Would you work out how many of the lines below hold "comment" and reply with nothing but the number?

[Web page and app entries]
........
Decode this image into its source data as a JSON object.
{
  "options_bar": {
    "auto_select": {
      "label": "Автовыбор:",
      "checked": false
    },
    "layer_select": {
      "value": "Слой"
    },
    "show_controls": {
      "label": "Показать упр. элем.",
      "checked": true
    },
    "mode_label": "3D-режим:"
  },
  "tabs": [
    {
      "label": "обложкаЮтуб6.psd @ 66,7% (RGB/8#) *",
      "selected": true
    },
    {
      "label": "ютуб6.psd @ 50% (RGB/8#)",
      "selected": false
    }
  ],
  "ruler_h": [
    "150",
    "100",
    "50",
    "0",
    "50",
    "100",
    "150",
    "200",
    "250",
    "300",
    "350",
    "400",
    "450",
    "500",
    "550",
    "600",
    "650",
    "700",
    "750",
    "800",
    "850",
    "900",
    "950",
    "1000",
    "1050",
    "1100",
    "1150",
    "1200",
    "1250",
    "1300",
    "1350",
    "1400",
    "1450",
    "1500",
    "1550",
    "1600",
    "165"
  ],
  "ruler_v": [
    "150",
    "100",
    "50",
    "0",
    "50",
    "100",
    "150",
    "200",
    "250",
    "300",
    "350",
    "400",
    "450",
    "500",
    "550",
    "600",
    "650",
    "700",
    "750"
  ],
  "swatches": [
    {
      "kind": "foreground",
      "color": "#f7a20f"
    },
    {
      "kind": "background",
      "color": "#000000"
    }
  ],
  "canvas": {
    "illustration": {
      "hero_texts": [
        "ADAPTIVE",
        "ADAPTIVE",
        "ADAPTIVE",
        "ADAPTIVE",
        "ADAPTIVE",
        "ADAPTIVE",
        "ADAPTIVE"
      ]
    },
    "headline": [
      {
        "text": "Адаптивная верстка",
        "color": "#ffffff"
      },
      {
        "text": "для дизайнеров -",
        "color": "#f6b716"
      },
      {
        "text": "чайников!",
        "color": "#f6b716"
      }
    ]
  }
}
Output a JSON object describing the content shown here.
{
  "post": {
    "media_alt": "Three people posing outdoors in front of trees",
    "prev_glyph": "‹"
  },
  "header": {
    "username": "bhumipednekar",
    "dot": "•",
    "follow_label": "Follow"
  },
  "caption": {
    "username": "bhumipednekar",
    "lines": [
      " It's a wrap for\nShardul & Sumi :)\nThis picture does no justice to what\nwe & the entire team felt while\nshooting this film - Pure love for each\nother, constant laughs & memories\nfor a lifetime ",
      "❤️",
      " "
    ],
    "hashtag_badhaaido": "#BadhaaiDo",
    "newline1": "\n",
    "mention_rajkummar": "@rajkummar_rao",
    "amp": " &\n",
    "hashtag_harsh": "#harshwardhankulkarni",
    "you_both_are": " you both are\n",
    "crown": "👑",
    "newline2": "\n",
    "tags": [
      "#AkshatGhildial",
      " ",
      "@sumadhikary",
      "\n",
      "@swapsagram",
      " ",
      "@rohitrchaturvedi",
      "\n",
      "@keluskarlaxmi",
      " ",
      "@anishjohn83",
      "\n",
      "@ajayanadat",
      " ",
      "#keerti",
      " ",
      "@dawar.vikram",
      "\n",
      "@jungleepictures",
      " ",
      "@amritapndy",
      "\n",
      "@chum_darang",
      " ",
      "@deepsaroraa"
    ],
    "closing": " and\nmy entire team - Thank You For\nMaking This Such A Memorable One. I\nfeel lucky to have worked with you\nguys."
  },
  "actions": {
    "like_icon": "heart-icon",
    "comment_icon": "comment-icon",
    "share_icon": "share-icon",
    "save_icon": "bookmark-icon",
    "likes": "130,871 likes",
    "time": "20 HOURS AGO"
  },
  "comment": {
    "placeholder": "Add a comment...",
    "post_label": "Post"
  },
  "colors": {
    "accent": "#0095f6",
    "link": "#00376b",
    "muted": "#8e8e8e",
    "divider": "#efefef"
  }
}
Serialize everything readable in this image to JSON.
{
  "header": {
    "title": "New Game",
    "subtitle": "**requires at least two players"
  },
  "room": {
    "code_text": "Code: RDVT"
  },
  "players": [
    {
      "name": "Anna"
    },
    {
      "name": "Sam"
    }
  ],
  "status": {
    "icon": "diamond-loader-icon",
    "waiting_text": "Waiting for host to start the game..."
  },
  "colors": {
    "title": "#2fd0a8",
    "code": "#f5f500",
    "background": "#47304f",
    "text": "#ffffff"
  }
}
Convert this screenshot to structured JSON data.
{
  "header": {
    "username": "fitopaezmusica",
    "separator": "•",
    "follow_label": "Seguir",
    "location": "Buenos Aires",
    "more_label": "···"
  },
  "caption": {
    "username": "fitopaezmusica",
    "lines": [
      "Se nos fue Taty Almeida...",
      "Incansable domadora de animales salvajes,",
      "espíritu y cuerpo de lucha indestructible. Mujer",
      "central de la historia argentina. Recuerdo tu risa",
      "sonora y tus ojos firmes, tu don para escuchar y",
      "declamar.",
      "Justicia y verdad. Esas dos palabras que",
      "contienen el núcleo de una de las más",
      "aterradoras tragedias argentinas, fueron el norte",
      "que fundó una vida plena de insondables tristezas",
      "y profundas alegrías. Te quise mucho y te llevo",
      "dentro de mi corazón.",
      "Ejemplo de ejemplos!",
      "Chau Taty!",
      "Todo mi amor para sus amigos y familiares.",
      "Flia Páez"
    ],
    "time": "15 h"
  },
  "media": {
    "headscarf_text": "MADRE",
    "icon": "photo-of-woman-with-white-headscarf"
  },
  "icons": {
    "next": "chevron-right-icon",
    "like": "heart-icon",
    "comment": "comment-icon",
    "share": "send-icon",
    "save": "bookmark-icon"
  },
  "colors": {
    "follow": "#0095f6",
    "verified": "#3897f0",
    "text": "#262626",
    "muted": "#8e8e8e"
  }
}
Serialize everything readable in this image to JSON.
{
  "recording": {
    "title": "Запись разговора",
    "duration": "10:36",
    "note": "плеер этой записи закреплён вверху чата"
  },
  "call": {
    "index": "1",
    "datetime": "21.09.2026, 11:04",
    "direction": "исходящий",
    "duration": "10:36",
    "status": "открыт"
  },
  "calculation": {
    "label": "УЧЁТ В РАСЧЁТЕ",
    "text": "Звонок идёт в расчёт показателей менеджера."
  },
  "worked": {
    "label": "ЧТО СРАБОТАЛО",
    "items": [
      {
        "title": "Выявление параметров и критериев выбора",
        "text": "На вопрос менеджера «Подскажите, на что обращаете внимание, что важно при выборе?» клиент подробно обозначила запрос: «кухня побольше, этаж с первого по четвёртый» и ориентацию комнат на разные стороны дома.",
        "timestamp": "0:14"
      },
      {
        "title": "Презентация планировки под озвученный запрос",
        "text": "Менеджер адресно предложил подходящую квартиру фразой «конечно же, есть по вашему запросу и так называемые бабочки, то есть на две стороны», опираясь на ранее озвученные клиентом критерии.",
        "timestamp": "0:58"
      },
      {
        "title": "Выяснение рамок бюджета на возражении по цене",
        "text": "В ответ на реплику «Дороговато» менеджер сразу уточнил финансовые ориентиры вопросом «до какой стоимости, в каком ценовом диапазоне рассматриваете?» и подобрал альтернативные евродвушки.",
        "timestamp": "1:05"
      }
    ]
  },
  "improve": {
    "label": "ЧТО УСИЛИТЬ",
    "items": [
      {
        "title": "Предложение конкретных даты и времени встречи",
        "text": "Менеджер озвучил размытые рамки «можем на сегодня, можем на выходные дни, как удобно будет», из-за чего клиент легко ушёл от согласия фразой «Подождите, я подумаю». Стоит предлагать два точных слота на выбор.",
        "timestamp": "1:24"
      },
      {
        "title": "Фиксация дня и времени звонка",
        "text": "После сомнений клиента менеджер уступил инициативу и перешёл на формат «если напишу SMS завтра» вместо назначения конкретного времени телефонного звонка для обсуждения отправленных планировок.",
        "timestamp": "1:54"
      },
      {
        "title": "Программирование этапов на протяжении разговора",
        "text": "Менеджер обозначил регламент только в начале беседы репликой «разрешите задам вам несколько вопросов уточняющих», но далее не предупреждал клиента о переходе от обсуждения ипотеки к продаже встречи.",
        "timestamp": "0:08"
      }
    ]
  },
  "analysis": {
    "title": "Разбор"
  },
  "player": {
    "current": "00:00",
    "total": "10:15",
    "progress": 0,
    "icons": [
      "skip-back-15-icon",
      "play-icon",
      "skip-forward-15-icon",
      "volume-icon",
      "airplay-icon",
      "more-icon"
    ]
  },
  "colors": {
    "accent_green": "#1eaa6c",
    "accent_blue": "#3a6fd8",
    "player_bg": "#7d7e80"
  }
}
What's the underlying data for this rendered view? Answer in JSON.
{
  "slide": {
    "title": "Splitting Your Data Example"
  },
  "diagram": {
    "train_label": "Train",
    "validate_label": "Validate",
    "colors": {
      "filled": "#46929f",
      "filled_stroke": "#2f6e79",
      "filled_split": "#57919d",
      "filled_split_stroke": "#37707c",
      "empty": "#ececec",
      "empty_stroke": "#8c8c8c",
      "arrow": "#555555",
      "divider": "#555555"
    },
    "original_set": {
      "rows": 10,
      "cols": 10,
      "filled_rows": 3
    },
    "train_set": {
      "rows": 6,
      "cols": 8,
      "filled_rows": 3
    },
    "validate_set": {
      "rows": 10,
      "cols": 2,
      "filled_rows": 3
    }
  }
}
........
§ COMPLETED EXERCISE:
4